WHAT TO WORK ON:
Repeat all of the records verbatim.

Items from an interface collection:
◇ ◇ ◇
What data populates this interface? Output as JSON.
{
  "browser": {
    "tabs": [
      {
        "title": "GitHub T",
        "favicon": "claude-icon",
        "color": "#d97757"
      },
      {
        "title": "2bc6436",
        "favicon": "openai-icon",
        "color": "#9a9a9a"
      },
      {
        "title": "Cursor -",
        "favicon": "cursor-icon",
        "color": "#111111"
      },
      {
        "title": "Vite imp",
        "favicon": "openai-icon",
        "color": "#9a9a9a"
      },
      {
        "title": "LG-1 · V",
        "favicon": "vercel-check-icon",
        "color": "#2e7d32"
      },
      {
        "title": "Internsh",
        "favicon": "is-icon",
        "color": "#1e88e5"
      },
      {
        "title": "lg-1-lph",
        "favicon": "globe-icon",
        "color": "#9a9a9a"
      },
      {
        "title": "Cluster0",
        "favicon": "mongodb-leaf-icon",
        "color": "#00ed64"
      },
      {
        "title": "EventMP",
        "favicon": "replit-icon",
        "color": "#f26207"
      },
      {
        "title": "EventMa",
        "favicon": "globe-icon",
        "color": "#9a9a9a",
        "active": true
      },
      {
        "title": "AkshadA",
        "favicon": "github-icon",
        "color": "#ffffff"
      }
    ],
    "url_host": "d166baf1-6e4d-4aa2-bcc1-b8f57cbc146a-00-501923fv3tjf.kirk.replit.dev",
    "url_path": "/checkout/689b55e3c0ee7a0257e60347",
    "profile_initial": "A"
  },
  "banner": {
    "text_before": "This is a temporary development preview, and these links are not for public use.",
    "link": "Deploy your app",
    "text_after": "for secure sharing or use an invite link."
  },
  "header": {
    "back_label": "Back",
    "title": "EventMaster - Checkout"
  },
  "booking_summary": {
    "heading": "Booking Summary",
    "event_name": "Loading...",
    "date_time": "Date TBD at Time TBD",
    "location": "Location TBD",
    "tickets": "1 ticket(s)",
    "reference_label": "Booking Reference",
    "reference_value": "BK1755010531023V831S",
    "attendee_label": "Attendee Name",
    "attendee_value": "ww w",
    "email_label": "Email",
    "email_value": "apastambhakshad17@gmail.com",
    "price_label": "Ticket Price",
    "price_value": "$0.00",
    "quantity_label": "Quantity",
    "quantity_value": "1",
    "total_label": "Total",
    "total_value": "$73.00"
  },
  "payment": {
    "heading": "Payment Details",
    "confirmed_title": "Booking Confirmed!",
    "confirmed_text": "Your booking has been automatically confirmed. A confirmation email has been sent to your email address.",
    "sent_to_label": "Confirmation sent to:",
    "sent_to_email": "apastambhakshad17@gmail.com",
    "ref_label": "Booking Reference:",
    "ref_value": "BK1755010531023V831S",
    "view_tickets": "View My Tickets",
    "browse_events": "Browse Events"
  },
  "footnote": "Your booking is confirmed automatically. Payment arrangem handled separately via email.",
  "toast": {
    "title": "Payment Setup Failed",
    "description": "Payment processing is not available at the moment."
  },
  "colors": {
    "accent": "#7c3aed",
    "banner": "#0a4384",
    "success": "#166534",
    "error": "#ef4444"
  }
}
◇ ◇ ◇
ANSWER SECTION:
What data populates this interface? Output as JSON.
{
  "browser": {
    "tabs": [
      {
        "title": "GitHub T",
        "favicon": "claude-icon",
        "color": "#d97757"
      },
      {
        "title": "2bc6436",
        "favicon": "openai-icon",
        "color": "#9a9a9a"
      },
      {
        "title": "Cursor -",
        "favicon": "cursor-icon",
        "color": "#111111"
      },
      {
        "title": "Vite imp",
        "favicon": "openai-icon",
        "color": "#9a9a9a"
      },
      {
        "title": "LG-1 · V",
        "favicon": "vercel-check-icon",
        "color": "#2e7d32"
      },
      {
        "title": "Internsh",
        "favicon": "is-icon",
        "color": "#1e88e5"
      },
      {
        "title": "lg-1-lph",
        "favicon": "globe-icon",
        "color": "#9a9a9a"
      },
      {
        "title": "Cluster0",
        "favicon": "mongodb-leaf-icon",
        "color": "#00ed64"
      },
      {
        "title": "EventMP",
        "favicon": "replit-icon",
        "color": "#f26207"
      },
      {
        "title": "EventMa",
        "favicon": "globe-icon",
        "color": "#9a9a9a",
        "active": true
      },
      {
        "title": "AkshadA",
        "favicon": "github-icon",
        "color": "#ffffff"
      }
    ],
    "url_host": "d166baf1-6e4d-4aa2-bcc1-b8f57cbc146a-00-501923fv3tjf.kirk.replit.dev",
    "url_path": "/checkout/689b55e3c0ee7a0257e60347",
    "profile_initial": "A"
  },
  "banner": {
    "text_before": "This is a temporary development preview, and these links are not for public use.",
    "link": "Deploy your app",
    "text_after": "for secure sharing or use an invite link."
  },
  "header": {
    "back_label": "Back",
    "title": "EventMaster - Checkout"
  },
  "booking_summary": {
    "heading": "Booking Summary",
    "event_name": "Loading...",
    "date_time": "Date TBD at Time TBD",
    "location": "Location TBD",
    "tickets": "1 ticket(s)",
    "reference_label": "Booking Reference",
    "reference_value": "BK1755010531023V831S",
    "attendee_label": "Attendee Name",
    "attendee_value": "ww w",
    "email_label": "Email",
    "email_value": "apastambhakshad17@gmail.com",
    "price_label": "Ticket Price",
    "price_value": "$0.00",
    "quantity_label": "Quantity",
    "quantity_value": "1",
    "total_label": "Total",
    "total_value": "$73.00"
  },
  "payment": {
    "heading": "Payment Details",
    "confirmed_title": "Booking Confirmed!",
    "confirmed_text": "Your booking has been automatically confirmed. A confirmation email has been sent to your email address.",
    "sent_to_label": "Confirmation sent to:",
    "sent_to_email": "apastambhakshad17@gmail.com",
    "ref_label": "Booking Reference:",
    "ref_value": "BK1755010531023V831S",
    "view_tickets": "View My Tickets",
    "browse_events": "Browse Events"
  },
  "footnote": "Your booking is confirmed automatically. Payment arrangem handled separately via email.",
  "toast": {
    "title": "Payment Setup Failed",
    "description": "Payment processing is not available at the moment."
  },
  "colors": {
    "accent": "#7c3aed",
    "banner": "#0a4384",
    "success": "#166534",
    "error": "#ef4444"
  }
}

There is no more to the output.